Storms Shape Beaches For 2024 Shorebird Season

by Jamie Bogart, Lloyd Center Research Associate

male plover defensive posture

This past winter and early spring, storms and high tides ravaged our coastal region. For the highly rocky Buzzards Bay shoreline, this resulted in both gains and losses in shorebird habitat nesting. Pond channels and seaside roads filled with sand or even cobble, forcing sand to be placed in roadside piles, and dunes to be restored. Sites anywhere near cobble gained plenty of it, which if not habitat loss, caused subtle changes in distribution of pairs, from locations losing sand to those gaining it.

The famed nesting habitat in the parking lot of Bakers Beach, the longest standing “set back” nest in the region, stands out as important in the face of increasing shoreline erosion and ultimately sea level rise from climate change. The parking lot is sheltered from immediate storm impacts, allowing the pair to choose nearly the same exact nest bowl each year. Our other longstanding site, West Island, is our one beach that gained immense amounts of sand along the entire town beach perimeter, which depicts why historically most habitat has existed on the town beach side. Nearby Winsegansett Heights on Sconticut Neck, which incidentally is our longest continuously managed plover beach and is done in conjunction with West Island, is an anchored “sand spit” that received new overwash of sand, and therefore potential shorebird nesting locations.  

For our more recently acquired sites, both Cockeast and Richmond Ponds in Westport, received large inputs of sand and/or cobble into their respective ponds and along the beaches, with special management needed to prepare those beaches and restore estuary flow. Fortunately, natural plover habitat remained and was protected early at both sites with territorial pairs present and nesting. Closer to home Salters Point and Pond received additional cobble and a slight redistribution of habitat, but pairs are finding space for eggs. At both the DNRT (Dartmouth Natural Resources Trust) and Nonquit barrier beach properties, sand was replenished and habitat therefore enhanced for shorebird nesting.  

Baker’s Beach predator exclosure

At this stage nesting is underway with eggs at most sites. At Bakers Beach, the lot nest received its predator exclosure (one of the few nests exclosed in the region) with the pair next door soon to lay when the moon tide settles. DNRT, Nonquit, and Salters Point, have had four nests apiece, West Island Town Beach and Winsegansett Heights each have had an active nest, with Winsegansett also having an active American Oystercatcher nest. There are more nests to come and with some luck, with weather and predator avoidance, hatchlings will be out as soon as Memorial Day weekend.
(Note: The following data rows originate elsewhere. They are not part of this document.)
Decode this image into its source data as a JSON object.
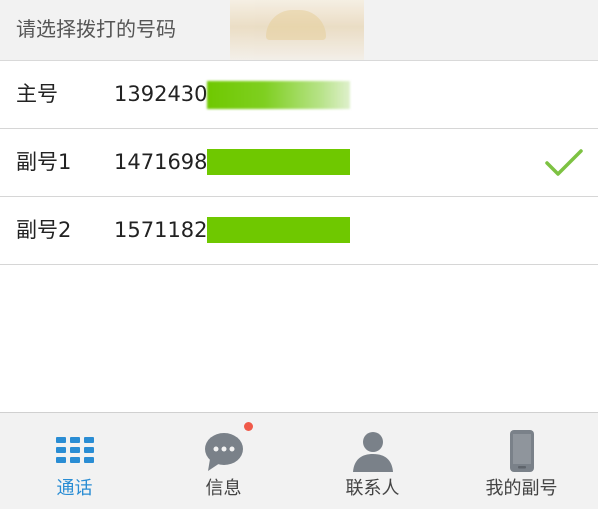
{
  "header": {
    "title": "请选择拨打的号码"
  },
  "numbers": [
    {
      "label": "主号",
      "number": "1392430",
      "selected": false
    },
    {
      "label": "副号1",
      "number": "1471698",
      "selected": true
    },
    {
      "label": "副号2",
      "number": "1571182",
      "selected": false
    }
  ],
  "tabs": [
    {
      "label": "通话",
      "icon": "dialpad-icon",
      "active": true
    },
    {
      "label": "信息",
      "icon": "chat-bubble-icon",
      "active": false,
      "badge": true
    },
    {
      "label": "联系人",
      "icon": "person-icon",
      "active": false
    },
    {
      "label": "我的副号",
      "icon": "phone-icon",
      "active": false
    }
  ],
  "colors": {
    "accent": "#2a8dd4",
    "check": "#7dc242",
    "badge": "#f05a4a",
    "icon_gray": "#7a8189",
    "redaction": "#6fc800"
  }
}
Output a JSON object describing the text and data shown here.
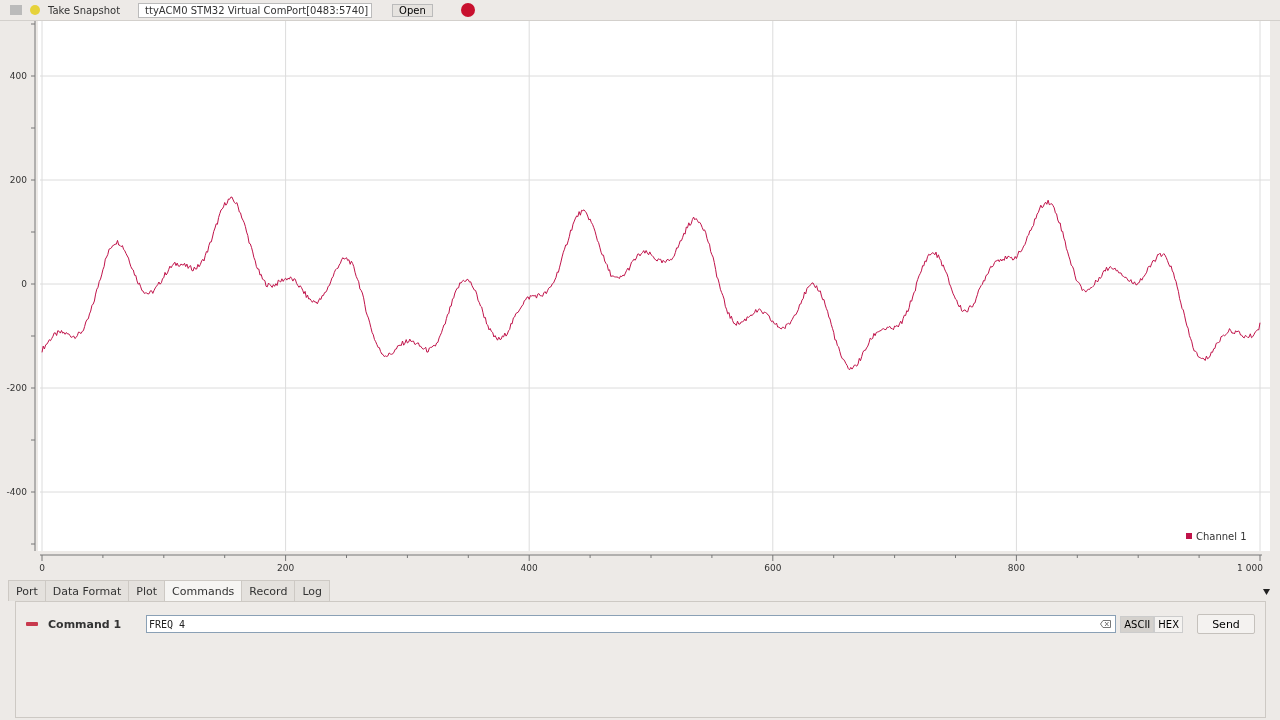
{
  "toolbar": {
    "snapshot_button": "Take Snapshot",
    "port_select": "ttyACM0 STM32 Virtual ComPort[0483:5740]",
    "open_button": "Open"
  },
  "plot": {
    "y_axis_labels": [
      "400",
      "200",
      "0",
      "-200",
      "-400"
    ],
    "x_axis_labels": [
      "0",
      "200",
      "400",
      "600",
      "800",
      "1 000"
    ],
    "legend": [
      {
        "name": "Channel 1",
        "color": "#c0134a"
      }
    ]
  },
  "tabs": [
    {
      "label": "Port",
      "selected": false
    },
    {
      "label": "Data Format",
      "selected": false
    },
    {
      "label": "Plot",
      "selected": false
    },
    {
      "label": "Commands",
      "selected": true
    },
    {
      "label": "Record",
      "selected": false
    },
    {
      "label": "Log",
      "selected": false
    }
  ],
  "commands": [
    {
      "name": "Command 1",
      "value": "FREQ 4",
      "modes": [
        {
          "label": "ASCII",
          "selected": true
        },
        {
          "label": "HEX",
          "selected": false
        }
      ],
      "send": "Send"
    }
  ]
}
As always, we ask for vigilance from the public on all plover beaches as warmer weather arrives and beach recreation season nears, and to remember that while we value our work, laws also protect the species from disturbance. Even accidental harm, if out of negligence, can result in liability under federal and/or state laws.

female plover resting

Please stay out of fenced areas which are installed, to allow these birds to incubate free of disturbance, and prevent balls and other toys from bouncing into nesting areas and potentially crushing eggs.  Kites should not be flown over nesting areas, as plovers perceive these as predators, and some beaches prohibit kites for this reason. Drones are more disturbing than kites, and should not be used anywhere near plover nesting areas. Beach bikes, an activity growing in popularity, should be driven slowly in the intertidal zone, especially when young chicks are around, which monitors will alert you of when they are present.

While dogs and birds can coexist, please follow local dog and leash ordinances or ensure your good dog doesn’t enter fencing, and potentially crush nests, or pursue birds. And finally, don’t leave trash behind, which attracts additional predators that in turn target plover eggs as a prey source, and potentially become a nuisance for other beachgoers.

We hope that most beachgoers see the refuges and birds as an educational opportunity and source of enjoyment, rather than an obstruction to their day, and come away with further appreciation of the sensitive coastal environments on which we share space. Stay tuned for an update on the hatch later in the season, and hope to see you on the sand!